“Oh, yeah, right.”
Before Alex could say more, Harper pointed to a trail cutting through the park and leading into the woods. “Let’s go that way. It’ll be cooler.”
It was a thick wooded area filled with cypress trees and maples. The trail that went through it wasn’t an official hiking trail, but one that had been worn down by kids making a shortcut to the bay. It actually went right up to the water, so the bugs would be much worse, but it would be worth it to be out of the sun.
“The thing about Gemma is…” Alex shook his head and seemed to struggle for the right words. “I like her. I do. Really.”
Harper nodded as they walked into the trees. “I know.”
“And I think she likes me. Well, I’m pretty sure, anyway.”
“No, she definitely likes you.”
“Really?” His head shot up, and he smiled a little, looking relieved. “Good.”
“You couldn’t tell?” Harper smirked.
“That’s the thing. Sometimes she’s pretty obviously into me. And then other times it’s like she’s not even there.” He looked over at Harper. “Do you know what I mean? She’s with you, but her mind is a million miles away.”
“Yeah, I know exactly what you mean.”
“And now all this stuff with those weird girls.” He shook his head. “She won’t tell me what she’s doing with them or why she keeps hanging out with them.”

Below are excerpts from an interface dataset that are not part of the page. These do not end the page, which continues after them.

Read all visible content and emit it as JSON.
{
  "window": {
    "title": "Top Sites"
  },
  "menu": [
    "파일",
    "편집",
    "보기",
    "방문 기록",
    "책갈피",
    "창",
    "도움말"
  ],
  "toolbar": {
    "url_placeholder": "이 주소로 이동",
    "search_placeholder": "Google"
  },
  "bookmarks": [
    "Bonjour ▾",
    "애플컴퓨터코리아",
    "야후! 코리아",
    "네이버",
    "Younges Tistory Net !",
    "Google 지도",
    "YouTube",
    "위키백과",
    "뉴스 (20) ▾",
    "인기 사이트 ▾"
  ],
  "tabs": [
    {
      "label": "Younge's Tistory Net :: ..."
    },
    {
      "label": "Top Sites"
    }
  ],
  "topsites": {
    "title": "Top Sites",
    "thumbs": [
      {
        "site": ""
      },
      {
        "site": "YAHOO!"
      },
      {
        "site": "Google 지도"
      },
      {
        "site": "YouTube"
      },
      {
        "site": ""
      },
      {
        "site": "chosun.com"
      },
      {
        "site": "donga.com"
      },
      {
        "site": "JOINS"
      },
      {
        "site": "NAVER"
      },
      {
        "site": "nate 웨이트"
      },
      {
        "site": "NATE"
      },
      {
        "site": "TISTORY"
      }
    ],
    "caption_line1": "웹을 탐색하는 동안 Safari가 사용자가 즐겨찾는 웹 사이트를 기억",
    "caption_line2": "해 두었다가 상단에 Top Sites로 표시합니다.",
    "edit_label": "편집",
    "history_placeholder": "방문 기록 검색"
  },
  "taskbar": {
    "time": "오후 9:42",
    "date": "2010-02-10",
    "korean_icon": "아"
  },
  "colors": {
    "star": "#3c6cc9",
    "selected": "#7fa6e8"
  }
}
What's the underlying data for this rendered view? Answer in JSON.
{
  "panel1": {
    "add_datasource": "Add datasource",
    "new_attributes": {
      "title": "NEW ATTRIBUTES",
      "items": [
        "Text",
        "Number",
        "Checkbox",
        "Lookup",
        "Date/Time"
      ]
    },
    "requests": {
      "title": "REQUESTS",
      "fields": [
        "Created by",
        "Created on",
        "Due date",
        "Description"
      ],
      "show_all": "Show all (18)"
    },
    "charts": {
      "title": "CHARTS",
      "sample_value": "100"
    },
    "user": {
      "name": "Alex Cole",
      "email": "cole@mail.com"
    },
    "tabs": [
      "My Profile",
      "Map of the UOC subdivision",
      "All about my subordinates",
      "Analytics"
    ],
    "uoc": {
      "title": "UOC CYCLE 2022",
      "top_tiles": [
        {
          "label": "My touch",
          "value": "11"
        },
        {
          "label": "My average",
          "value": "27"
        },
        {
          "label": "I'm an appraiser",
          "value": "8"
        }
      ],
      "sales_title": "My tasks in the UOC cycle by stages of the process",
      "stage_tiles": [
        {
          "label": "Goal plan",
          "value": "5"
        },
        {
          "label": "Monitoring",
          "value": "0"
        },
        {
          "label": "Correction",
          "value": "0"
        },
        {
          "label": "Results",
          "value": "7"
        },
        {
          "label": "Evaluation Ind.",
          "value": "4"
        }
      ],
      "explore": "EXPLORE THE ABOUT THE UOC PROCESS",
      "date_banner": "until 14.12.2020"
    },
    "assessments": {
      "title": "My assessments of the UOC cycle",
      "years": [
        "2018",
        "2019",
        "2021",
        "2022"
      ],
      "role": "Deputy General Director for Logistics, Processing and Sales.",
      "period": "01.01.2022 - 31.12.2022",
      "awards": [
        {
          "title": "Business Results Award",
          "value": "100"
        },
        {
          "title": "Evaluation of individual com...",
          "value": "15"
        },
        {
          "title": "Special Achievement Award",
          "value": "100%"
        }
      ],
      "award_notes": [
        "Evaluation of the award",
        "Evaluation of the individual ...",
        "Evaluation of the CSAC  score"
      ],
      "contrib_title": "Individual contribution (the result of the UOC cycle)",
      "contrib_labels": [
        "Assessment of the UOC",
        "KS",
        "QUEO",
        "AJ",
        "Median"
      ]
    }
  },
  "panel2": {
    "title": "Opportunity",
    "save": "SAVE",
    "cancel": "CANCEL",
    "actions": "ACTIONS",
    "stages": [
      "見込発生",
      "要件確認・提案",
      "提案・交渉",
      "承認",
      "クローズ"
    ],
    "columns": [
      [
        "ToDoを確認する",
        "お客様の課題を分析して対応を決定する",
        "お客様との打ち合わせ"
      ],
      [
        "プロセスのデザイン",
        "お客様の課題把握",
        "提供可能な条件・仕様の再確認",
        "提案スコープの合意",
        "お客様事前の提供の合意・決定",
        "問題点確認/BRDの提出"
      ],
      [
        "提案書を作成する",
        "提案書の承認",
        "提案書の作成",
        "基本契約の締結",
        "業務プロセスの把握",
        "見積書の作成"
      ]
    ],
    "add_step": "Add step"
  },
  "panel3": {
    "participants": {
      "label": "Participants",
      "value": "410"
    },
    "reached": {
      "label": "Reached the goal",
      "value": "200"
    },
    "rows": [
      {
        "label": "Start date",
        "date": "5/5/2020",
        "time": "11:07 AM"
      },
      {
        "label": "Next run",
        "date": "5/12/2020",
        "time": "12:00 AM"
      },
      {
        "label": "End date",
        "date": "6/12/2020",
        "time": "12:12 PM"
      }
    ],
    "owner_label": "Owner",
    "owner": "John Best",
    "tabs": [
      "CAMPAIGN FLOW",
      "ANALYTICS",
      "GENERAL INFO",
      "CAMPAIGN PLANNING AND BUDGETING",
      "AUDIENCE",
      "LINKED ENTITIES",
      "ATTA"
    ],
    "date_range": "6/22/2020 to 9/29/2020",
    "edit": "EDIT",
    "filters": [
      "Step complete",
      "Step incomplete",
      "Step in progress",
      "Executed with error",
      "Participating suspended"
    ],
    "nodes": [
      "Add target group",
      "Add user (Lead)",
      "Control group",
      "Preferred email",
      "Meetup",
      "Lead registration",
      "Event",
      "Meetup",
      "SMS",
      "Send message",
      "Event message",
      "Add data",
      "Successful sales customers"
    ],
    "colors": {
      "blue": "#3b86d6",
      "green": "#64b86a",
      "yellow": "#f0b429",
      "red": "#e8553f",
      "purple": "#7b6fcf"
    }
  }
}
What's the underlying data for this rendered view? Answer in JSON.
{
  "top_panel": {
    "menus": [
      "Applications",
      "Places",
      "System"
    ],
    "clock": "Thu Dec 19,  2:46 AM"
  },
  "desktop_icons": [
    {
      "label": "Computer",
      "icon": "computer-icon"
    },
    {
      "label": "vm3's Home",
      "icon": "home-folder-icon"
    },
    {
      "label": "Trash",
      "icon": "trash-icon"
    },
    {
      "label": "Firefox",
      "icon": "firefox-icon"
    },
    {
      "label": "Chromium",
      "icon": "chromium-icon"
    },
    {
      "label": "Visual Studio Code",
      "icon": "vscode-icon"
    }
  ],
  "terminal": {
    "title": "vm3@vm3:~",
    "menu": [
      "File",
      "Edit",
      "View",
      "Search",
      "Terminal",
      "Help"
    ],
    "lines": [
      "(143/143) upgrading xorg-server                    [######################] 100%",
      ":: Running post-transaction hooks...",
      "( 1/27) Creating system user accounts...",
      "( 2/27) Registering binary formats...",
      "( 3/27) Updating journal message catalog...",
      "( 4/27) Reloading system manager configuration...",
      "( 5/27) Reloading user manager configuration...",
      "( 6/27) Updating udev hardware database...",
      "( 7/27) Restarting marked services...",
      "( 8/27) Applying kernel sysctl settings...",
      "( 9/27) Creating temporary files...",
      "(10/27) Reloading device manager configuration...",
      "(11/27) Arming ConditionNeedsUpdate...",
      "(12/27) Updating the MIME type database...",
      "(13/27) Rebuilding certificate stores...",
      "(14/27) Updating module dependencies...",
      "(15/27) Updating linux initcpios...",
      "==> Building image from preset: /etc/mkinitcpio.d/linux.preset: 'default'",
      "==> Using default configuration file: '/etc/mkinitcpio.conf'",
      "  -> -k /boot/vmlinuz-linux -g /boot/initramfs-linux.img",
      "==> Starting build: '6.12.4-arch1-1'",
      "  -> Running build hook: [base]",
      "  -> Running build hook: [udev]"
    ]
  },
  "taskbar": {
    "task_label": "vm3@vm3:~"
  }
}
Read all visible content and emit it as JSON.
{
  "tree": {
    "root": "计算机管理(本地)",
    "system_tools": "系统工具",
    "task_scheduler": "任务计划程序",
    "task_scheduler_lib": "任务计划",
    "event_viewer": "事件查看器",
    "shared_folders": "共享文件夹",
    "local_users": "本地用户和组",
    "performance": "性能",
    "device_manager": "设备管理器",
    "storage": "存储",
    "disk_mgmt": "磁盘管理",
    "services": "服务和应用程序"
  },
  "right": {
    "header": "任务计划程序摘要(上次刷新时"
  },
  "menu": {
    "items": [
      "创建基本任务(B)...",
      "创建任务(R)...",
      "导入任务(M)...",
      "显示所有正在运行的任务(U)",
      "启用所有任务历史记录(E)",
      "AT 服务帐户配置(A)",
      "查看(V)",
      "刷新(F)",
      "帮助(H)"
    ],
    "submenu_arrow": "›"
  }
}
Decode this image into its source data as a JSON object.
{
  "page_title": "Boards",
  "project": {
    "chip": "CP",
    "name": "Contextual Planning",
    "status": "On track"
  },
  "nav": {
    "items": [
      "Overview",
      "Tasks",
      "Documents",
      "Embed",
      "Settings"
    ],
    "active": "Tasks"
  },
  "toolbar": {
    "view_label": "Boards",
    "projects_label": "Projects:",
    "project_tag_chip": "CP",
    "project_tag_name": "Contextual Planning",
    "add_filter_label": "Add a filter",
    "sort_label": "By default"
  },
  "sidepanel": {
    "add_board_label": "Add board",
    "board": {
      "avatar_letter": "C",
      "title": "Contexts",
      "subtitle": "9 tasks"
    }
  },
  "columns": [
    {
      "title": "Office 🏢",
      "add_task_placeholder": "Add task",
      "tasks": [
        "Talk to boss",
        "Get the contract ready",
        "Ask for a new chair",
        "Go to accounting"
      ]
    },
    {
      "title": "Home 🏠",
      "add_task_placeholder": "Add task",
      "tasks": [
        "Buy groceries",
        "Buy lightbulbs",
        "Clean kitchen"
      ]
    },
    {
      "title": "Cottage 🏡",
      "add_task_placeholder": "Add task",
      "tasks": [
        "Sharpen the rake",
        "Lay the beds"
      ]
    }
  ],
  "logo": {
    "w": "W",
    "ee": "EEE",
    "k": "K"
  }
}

“She won’t tell you?” Harper asked, not bothering to hide the disappointment in her voice.
“No.” He looked over at her. “She’s not telling you, either?”
“She’s not telling me anything, remember?”
“Oh, yeah,” Alex said. “And those girls are just so … creepy.”
“I know,” Harper agreed, remembering the way they’d left Gemma on the shore. “I swear, they’re evil.”
“I wouldn’t doubt it. And Gemma’s not evil. She really isn’t. So I don’t know what she’s doing.”
“I know! It doesn’t make any sense at all!” Harper was excited to have somebody to talk about this with, somebody who really knew and understood both her and Gemma. “I just wish this all wasn’t happening right now.”
“What do you mean?”
“I’m leaving at the end of August for school, and then it’ll just be Gemma and my dad. And she’s getting all wild and crazy now, and soon I won’t be around to deal with it.”
Alex didn’t say anything to that, probably because Harper had just reminded him that his time with Gemma was limited, too.
As the trail wound closer to the bay, the bugs got thicker, swarming around them. Harper waved her hand, trying to shoo them away.
“The bugs are ridiculous this year,” Alex commented, and Harper had to agree.
The trees had begun to buzz with the sound of them. Then Harper saw them. Big black flies were hovering in a cloud a ways off the trail, where ferns and weeds had overgrown a rocky area near the ocean.
“Ugh.” Alex groaned. “What’s that smell?”